I built a proofing box [pictured above] designed and described by Dr. Ed Wood in his book, Classic Sourdoughs (I’d recommend the book highly if you want to get into baking with sourdough). The box is basically just a styrofoam cooler with a 25 watt bulb on the inside and a dimmer switch connected to it. I added the TW8060 to this design to make it even better! Now I can not only see the temperature inside the box without lifting it up, I can even set alarms to alert me when the temperature inside goes out of range so I don’t have to keep checking it. It was really a helpful addition to Dr. Wood’s design. The Thermapen was useful for checking the temperature of the water that I added to the yeast when feeding it and then the TW8060 plays another role in the actual baking, monitoring the temperature of the oven.
The only thing I didn’t really use it for was for pizza baking. I bake pizzas on a quarter inch thick sheet of steel to simulate the science going on in a wood fire oven (a cool tip I found from Modernist Cuisine). I can use the TW8060 to measure the temperature in the oven but I’d really need an infrared thermometer to check the temperature of the steel sheet. Of course, ThermoWorks sells those too! I haven’t tried one yet but I’m loving this company and have no doubt that they work well and are of high quality.

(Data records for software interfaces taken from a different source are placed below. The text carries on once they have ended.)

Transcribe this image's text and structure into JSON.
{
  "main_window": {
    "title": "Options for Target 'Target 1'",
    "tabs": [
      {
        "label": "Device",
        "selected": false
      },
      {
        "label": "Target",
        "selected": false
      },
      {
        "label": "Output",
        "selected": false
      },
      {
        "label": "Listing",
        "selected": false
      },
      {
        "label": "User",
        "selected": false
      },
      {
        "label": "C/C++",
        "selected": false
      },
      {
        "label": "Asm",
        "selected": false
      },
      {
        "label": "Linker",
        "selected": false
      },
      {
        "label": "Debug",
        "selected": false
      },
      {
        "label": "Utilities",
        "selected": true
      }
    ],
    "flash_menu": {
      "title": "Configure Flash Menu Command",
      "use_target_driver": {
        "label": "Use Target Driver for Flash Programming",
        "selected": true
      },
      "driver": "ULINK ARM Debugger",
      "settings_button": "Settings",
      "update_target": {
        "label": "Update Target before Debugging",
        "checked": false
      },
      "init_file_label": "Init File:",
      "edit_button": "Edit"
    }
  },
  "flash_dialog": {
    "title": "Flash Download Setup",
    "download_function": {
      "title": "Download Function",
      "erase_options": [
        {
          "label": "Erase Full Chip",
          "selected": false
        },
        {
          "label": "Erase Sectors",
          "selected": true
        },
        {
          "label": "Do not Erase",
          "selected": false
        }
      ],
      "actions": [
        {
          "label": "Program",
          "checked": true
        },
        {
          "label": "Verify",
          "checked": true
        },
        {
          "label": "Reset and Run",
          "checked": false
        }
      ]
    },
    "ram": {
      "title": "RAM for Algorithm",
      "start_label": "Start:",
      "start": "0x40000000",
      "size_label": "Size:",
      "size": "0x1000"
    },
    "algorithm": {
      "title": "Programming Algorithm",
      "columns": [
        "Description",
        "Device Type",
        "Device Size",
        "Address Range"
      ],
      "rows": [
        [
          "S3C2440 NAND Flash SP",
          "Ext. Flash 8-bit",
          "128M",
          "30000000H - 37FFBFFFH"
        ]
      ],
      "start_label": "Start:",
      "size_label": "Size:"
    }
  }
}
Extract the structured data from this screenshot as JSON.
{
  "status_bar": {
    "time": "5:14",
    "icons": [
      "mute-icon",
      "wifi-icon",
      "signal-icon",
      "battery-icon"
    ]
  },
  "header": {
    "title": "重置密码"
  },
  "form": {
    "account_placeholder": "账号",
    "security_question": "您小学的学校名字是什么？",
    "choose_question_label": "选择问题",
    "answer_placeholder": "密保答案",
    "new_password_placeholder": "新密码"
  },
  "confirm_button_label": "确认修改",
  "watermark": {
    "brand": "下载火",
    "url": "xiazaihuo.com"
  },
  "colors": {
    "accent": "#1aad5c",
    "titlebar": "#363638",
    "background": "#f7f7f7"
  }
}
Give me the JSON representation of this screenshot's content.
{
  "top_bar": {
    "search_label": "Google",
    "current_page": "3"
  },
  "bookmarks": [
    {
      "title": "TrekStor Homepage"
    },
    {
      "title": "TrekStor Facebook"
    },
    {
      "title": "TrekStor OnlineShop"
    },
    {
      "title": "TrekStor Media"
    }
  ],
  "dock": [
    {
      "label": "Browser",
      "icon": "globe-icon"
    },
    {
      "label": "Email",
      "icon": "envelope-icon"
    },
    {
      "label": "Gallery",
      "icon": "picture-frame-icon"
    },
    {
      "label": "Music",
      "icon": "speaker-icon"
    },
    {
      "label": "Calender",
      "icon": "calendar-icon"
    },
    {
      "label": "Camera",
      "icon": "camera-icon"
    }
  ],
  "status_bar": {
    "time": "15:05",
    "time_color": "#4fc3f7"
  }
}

The last use I had was one that certainly wasn’t planned for. While playing around with it after I first got it for this review I noticed my oven wasn’t getting above 250F even when it was cranked up. I thought something must be wrong with my TW8060 but after I tried to bake some rolls later that day I found that the problem was my oven! My bake element had died on me. I was able to fix it though and test the accuracy of my oven with the new element. And, repaired oven or not, this is a great use for the TW8060–oven calibration. Our oven does not have digital oven temperature control so for us it’s not really even an issue of calibration, it’s more essential since eyeballing the temperature dial is pretty hard to do very accurately. We pretty much use it every time we use our oven.
All in all, I am very happy with the TW8060. I’m also quite happy with this company. I have called them anonymously and they have been incredibly friendly and helpful. And they just make good, quality products. If I had one complaint, it would be the relatively short battery life of 10 hours. And that isn’t really a complaint that I had an issue with since I have yet to change my batteries since I got it, and I have used it a lot to test it out for this review in the past couple of weeks. I think it would only be an issue if you were doing overnight smoking or something but for day-to-day use, it has been my experience that 10 hours is more than it sounds like. If you were going to use it for smoking I would recommend getting some rechargeable batteries and having 2 sets to rotate in and out. The other thing I would add to the wish list would be an alarm for both channels but at this point I’m really just getting spoiled! I’m incredibly excited to have this and my Thermapen and I am already super pumped to use them both on my Easter ham…and bring on those holiday turkeys next season! OK, back to Ashley again…I only write about awesome thermometers!